Performance Cookies

We do not allow you to opt-out of our certain cookies, as they are necessary to ensure the proper functioning of our website (such as prompting our cookie banner and remembering your privacy choices) and/or to monitor site performance. These cookies are not used in a way that constitutes a “sale” of your data under the CCPA. You can set your browser to block or alert you about these cookies, but some parts of the site will not work as intended if you do so. You can usually find these settings in the Options or Preferences menu of your browser. Visit www.allaboutcookies.org to learn more.

Sale of Personal Data

We also use cookies to personalize your experience on our websites, including by determining the most relevant content and advertisements to show you, and to monitor site traffic and performance, so that we may improve our websites and your experience. You may opt out of our use of such cookies (and the associated “sale” of your Personal Information) by using this toggle switch. You will still see some advertising, regardless of your selection. Because we do not track you across different devices, browsers and GEMG properties, your selection will take effect only on this browser, this device and this website.

Social Media Cookies
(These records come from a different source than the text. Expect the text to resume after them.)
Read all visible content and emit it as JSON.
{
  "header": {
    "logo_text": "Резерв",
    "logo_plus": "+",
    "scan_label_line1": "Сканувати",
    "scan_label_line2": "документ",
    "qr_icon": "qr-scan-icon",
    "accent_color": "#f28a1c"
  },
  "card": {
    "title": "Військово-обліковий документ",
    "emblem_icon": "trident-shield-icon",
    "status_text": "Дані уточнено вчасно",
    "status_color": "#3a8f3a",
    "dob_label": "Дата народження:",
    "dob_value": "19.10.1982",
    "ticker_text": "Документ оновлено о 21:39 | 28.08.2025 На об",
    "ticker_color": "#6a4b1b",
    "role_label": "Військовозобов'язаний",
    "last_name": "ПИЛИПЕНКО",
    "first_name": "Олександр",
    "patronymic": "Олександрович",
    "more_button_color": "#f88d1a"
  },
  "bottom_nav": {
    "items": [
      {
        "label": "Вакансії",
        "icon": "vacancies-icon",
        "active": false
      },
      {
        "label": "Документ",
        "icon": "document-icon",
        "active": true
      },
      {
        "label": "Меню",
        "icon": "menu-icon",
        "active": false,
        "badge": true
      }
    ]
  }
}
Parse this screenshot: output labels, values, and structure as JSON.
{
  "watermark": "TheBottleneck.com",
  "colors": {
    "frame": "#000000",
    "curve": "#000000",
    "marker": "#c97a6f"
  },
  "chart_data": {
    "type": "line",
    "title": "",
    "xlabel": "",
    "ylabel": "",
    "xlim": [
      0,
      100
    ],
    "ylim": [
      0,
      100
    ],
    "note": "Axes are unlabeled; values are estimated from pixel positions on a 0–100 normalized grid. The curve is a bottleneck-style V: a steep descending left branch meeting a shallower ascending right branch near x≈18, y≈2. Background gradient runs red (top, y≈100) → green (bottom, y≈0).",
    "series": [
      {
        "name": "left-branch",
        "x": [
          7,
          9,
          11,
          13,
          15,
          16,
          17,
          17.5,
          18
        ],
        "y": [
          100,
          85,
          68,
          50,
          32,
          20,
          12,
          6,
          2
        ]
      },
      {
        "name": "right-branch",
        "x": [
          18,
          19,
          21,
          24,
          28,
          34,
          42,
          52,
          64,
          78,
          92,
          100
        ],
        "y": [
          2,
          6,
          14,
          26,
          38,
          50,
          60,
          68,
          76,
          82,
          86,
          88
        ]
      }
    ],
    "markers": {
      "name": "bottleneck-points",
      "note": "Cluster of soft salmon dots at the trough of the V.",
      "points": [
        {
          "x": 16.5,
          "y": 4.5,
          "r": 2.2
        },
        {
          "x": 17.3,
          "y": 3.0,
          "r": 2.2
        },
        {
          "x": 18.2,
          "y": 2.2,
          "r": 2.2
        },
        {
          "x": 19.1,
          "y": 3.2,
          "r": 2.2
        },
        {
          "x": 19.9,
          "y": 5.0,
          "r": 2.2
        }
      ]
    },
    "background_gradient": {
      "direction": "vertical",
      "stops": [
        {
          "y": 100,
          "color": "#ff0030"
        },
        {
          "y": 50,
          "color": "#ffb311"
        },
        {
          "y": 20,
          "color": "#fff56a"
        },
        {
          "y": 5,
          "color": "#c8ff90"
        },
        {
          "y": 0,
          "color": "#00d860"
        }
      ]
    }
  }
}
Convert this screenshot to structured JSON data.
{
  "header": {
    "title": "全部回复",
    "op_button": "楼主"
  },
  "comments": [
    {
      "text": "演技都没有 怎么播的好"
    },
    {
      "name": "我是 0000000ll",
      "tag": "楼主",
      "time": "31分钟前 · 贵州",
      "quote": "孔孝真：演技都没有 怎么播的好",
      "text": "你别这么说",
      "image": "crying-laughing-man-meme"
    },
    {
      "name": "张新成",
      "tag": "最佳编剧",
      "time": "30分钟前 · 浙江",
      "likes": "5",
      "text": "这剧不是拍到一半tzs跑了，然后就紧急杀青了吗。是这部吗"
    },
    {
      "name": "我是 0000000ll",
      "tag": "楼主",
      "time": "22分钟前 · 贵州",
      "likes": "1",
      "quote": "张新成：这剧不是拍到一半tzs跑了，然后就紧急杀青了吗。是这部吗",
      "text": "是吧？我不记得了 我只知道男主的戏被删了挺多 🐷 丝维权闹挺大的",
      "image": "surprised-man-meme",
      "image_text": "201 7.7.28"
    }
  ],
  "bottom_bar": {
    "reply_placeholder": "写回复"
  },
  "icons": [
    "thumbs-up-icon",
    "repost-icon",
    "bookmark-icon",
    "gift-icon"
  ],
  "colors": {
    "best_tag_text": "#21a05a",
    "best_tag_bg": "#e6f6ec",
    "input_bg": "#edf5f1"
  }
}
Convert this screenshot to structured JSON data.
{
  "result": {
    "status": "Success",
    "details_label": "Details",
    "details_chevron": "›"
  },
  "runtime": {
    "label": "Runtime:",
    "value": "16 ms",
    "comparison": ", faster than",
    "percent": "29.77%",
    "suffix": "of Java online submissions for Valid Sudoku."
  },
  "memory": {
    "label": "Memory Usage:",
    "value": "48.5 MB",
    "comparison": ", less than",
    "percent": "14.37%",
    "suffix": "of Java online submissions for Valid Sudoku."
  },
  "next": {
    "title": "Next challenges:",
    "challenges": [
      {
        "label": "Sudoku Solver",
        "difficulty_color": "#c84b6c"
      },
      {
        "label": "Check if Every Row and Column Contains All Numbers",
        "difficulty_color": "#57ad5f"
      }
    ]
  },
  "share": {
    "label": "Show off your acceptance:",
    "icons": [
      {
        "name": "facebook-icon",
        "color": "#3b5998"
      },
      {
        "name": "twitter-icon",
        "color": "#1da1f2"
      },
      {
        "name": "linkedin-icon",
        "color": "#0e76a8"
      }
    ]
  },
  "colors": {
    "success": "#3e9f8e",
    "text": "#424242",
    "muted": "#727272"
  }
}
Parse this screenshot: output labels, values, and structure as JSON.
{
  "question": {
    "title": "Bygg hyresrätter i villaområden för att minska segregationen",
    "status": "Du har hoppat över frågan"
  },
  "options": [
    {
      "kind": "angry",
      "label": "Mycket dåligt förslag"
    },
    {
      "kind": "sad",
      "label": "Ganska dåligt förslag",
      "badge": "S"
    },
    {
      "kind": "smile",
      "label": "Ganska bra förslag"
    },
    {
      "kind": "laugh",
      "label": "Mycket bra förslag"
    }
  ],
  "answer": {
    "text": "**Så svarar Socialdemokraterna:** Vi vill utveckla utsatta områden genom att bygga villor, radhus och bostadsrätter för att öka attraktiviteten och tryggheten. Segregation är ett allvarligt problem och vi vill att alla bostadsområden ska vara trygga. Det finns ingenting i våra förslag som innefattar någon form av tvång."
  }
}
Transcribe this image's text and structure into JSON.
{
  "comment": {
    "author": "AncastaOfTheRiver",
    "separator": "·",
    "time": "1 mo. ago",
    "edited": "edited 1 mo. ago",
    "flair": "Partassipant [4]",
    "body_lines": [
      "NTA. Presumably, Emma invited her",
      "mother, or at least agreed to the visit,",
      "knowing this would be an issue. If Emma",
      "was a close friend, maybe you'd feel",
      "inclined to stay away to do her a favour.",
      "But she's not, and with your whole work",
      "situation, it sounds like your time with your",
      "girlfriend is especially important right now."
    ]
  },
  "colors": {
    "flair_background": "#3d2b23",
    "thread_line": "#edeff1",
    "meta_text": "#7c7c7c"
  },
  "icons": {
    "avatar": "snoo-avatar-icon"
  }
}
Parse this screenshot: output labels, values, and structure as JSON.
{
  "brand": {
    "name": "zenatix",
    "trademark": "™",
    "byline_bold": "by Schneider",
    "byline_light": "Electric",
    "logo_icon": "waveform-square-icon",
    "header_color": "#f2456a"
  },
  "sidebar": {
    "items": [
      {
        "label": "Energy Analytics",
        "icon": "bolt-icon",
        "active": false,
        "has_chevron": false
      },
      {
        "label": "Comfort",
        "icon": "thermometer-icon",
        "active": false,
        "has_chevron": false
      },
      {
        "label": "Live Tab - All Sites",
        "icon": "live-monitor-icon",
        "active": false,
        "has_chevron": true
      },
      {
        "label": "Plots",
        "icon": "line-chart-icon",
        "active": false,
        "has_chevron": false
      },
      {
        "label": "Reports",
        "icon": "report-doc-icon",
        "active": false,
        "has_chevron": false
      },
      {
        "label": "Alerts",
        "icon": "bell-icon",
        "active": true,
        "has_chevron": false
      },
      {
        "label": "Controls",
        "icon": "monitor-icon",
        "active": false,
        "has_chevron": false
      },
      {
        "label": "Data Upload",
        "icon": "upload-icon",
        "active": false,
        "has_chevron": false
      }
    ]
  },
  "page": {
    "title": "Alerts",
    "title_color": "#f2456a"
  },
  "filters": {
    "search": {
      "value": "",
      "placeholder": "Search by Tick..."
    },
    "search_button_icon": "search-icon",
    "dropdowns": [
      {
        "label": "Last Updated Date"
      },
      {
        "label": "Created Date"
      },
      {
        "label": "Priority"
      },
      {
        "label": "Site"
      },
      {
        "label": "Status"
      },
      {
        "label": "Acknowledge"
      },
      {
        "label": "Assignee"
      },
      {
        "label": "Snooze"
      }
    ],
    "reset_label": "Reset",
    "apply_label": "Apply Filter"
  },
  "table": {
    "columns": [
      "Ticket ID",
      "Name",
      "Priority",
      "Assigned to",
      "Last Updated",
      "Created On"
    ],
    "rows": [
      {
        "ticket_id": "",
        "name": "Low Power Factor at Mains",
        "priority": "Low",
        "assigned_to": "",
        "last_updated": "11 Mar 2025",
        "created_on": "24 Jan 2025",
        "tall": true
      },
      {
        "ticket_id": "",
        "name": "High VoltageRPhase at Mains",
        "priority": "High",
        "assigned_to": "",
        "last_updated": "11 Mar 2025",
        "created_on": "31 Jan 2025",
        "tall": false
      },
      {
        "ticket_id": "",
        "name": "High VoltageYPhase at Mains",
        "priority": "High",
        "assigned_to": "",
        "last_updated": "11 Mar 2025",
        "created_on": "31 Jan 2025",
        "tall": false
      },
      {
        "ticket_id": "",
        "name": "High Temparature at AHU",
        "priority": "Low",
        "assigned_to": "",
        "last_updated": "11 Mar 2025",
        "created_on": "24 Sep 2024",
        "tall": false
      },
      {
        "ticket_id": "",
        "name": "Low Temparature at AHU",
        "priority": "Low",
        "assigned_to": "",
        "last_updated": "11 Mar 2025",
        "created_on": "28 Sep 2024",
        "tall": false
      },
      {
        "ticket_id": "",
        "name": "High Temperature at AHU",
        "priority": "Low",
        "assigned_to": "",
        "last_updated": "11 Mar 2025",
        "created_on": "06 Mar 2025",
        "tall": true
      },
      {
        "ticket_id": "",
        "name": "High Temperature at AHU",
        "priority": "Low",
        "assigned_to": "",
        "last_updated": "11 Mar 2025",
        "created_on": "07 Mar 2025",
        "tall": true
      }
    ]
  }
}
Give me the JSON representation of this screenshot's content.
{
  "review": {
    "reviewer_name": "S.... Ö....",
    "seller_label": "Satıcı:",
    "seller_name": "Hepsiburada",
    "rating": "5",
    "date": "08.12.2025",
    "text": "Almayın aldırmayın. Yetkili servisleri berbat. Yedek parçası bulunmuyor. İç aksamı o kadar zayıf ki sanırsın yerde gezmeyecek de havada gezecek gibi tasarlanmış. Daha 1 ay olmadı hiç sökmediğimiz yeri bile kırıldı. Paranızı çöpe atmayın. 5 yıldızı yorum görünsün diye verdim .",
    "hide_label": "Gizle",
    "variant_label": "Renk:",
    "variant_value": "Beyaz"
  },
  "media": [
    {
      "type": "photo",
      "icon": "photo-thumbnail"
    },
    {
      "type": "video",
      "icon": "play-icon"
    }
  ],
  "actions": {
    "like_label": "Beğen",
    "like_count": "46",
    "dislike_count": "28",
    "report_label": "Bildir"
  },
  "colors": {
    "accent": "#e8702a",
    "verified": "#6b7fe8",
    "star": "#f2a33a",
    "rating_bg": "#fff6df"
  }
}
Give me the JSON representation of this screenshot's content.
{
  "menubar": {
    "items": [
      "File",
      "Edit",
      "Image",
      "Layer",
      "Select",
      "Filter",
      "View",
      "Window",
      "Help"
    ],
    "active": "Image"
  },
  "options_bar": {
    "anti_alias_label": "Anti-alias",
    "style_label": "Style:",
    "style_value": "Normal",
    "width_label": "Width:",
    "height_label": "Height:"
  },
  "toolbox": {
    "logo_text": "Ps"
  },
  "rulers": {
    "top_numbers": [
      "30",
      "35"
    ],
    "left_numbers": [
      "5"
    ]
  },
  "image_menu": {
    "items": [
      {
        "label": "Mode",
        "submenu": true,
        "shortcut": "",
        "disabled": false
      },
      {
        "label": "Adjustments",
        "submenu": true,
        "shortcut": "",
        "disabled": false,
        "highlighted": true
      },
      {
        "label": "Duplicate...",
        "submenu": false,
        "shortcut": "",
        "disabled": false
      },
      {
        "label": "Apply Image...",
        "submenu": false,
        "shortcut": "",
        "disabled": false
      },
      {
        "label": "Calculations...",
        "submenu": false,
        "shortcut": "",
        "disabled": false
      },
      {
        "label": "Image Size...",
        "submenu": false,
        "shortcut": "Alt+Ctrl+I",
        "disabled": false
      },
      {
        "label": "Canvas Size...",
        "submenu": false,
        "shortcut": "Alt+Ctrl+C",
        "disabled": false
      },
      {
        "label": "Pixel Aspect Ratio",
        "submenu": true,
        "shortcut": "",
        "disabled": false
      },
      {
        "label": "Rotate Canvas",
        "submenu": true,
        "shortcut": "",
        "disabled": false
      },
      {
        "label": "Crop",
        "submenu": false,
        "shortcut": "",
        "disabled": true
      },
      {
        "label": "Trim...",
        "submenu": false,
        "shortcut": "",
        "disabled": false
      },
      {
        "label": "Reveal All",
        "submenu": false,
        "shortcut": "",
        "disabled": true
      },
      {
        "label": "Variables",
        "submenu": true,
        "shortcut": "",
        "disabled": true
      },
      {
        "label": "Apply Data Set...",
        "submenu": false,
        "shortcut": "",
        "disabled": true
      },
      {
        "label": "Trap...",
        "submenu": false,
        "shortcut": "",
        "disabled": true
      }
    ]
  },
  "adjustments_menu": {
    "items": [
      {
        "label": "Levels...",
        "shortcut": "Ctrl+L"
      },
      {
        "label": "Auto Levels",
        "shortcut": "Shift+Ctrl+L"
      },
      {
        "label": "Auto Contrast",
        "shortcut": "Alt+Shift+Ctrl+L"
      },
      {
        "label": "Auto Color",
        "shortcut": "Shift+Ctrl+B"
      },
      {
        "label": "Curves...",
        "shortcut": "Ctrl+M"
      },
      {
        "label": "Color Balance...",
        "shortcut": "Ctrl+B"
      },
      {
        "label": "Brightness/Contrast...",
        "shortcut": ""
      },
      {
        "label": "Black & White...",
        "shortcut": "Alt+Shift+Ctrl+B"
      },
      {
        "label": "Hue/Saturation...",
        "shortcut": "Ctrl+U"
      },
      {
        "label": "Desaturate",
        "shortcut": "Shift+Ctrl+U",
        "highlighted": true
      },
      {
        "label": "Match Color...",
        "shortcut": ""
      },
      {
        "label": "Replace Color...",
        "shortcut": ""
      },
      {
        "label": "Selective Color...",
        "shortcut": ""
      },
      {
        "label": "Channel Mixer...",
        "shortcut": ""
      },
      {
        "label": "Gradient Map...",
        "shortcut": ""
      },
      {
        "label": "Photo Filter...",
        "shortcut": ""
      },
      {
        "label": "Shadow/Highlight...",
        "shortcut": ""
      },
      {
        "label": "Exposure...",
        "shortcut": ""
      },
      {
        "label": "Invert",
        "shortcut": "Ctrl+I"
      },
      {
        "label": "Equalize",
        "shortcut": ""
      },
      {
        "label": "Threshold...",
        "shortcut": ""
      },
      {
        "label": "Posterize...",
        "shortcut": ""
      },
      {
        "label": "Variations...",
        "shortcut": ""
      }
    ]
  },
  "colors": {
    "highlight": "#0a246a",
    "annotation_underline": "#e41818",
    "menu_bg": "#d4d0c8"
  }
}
We also use cookies to personalize your experience on our websites, including by determining the most relevant content and advertisements to show you, and to monitor site traffic and performance, so that we may improve our websites and your experience. You may opt out of our use of such cookies (and the associated “sale” of your Personal Information) by using this toggle switch. You will still see some advertising, regardless of your selection. Because we do not track you across different devices, browsers and GEMG properties, your selection will take effect only on this browser, this device and this website.

Targeting Cookies

We also use cookies to personalize your experience on our websites, including by determining the most relevant content and advertisements to show you, and to monitor site traffic and performance, so that we may improve our websites and your experience. You may opt out of our use of such cookies (and the associated “sale” of your Personal Information) by using this toggle switch. You will still see some advertising, regardless of your selection. Because we do not track you across different devices, browsers and GEMG properties, your selection will take effect only on this browser, this device and this website.